On his show he addressed topics ranging from weighty political issues to the media sensation of the moment. In 1993, King hosted a debate on his show between then-Vice President Al Gore and Ross Perot on the proposed North American Free Trade Agreement. The debate drew 16.3 million viewers, the highest ratings in CNN history. It also helped sway public opinion on NAFTA. Before the debate, support for the agreement was at 34%. After the debate, it was at 57%. The House of Representatives passed NAFTA days later.

“Larry King Live” also served as the launchpad for Perot’s 1992 presidential bid, setting the template for a new style of campaigning as other political hopefuls ducked standard press conferences and traditional reporter questions in favor of call-in shows like King’s.

Over the course of his career, King clocked more than 50,000 interviews, according to CNN, with guests ranging from U.S. presidents (every one from Gerald Ford to Barack Obama) and international figures such as the Dalai Lama to a long list of celebrities.

In 1989, “The Guinness Book of World Records” credited King as having racked up more hours on national radio than any other talkshow host in history. In his CNN era, King was known for his trademark sign-off: “One, four, three and arrivederch,” which translated to “I love you” (for the number of letters in each word) and his Brooklyn-ese pronunciation of the Italian word for goodbye.

He first went nationwide in 1978 with radio program “The Larry King Show” on the Mutual Radio network. The show’s original timeslot was from midnight to 5:30 a.m., and its format included a guest interview, guest responses to listeners calling in and a segment called “Open Phone America,” in which callers could discuss any topic they wished.

In 1993, the radio show moved from latenight to afternoon drive time, and its affiliates had grown from the original 28 to 410. In 1994, the network, now Westwood Mutual, began the first ever TV/radio talkshow simulcast of “Larry King Live,” which debuted on CNN in 1985.

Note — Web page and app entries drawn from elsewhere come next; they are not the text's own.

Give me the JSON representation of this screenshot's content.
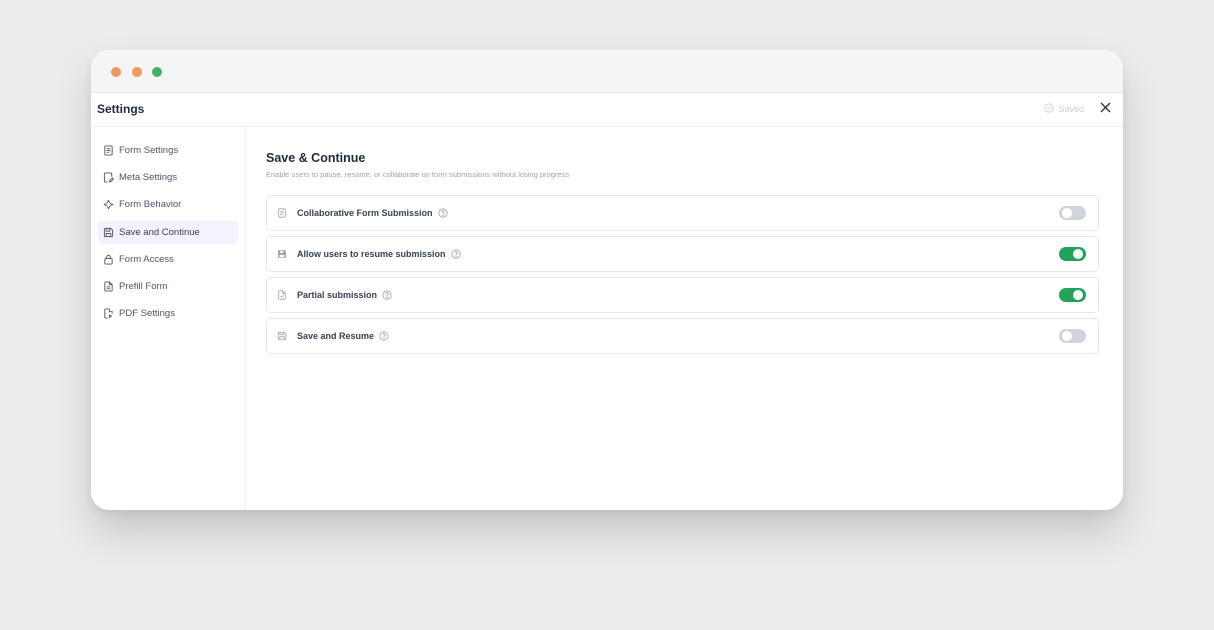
{
  "window": {
    "traffic_lights": [
      "#ef9a5b",
      "#ef9a5b",
      "#3fb563"
    ]
  },
  "header": {
    "title": "Settings",
    "saved_label": "Saved"
  },
  "sidebar": {
    "items": [
      {
        "label": "Form Settings",
        "icon": "document-icon",
        "active": false
      },
      {
        "label": "Meta Settings",
        "icon": "edit-doc-icon",
        "active": false
      },
      {
        "label": "Form Behavior",
        "icon": "sparkle-icon",
        "active": false
      },
      {
        "label": "Save and Continue",
        "icon": "save-icon",
        "active": true
      },
      {
        "label": "Form Access",
        "icon": "lock-icon",
        "active": false
      },
      {
        "label": "Prefill Form",
        "icon": "file-text-icon",
        "active": false
      },
      {
        "label": "PDF Settings",
        "icon": "pdf-file-icon",
        "active": false
      }
    ]
  },
  "main": {
    "title": "Save & Continue",
    "description": "Enable users to pause, resume, or collaborate on form submissions without losing progress",
    "rows": [
      {
        "label": "Collaborative Form Submission",
        "icon": "document-icon",
        "enabled": false
      },
      {
        "label": "Allow users to resume submission",
        "icon": "save-icon",
        "enabled": true
      },
      {
        "label": "Partial submission",
        "icon": "file-check-icon",
        "enabled": true
      },
      {
        "label": "Save and Resume",
        "icon": "save-outline-icon",
        "enabled": false
      }
    ]
  },
  "colors": {
    "toggle_on": "#22a35a",
    "toggle_off": "#d1d5db",
    "active_nav_bg": "#f4f2ff"
  }
}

“Larry King Live” was a weeknight fixture for 25 years. King left the program in 2010 but continued to host specials for CNN.

In 2012 King teamed with Mexican billionaire Carlos Slim to found digital network Ora TV, which produced his new Web talkshow “Larry King Now” for Hulu. He told interviewees he would never retire, and continued his interviews for Ora TV’s “Larry King Now” and “Politicking with Larry King” until his death.

Born Lawrence Harvey Zeigler, King grew up in Brooklyn. He started his career as a media personality in Miami Beach, first as a disc jockey, then as host of interview shows and as a color commentator for sportscasts. At the suggestion of a radio station general manager, he changed his name to make it more show-business friendly.

His local popularity led to other media gigs, including newspaper columns for the Miami Herald, the Miami News and the Miami Beach Sun-Reporter.

In 1971, however, King was arrested for grand larceny, accused of stealing from a business partner. The charges were dropped in 1972, but it was another four years before he was able to work regularly in broadcasting again.

In addition to his Lifetime Achievement Emmy, King also nabbed two Peabody Awards and 10 CableACE awards.

King was famous for his many marriages, with eight unions to seven different women.

He is survived by his wife, singer and actress Shawn Southwick-King, and children Cannon, Chance and Larry Jr. He is predeceased by two children, Chaia and Andy, who died within weeks of each other in 2020.

Read the full statement below: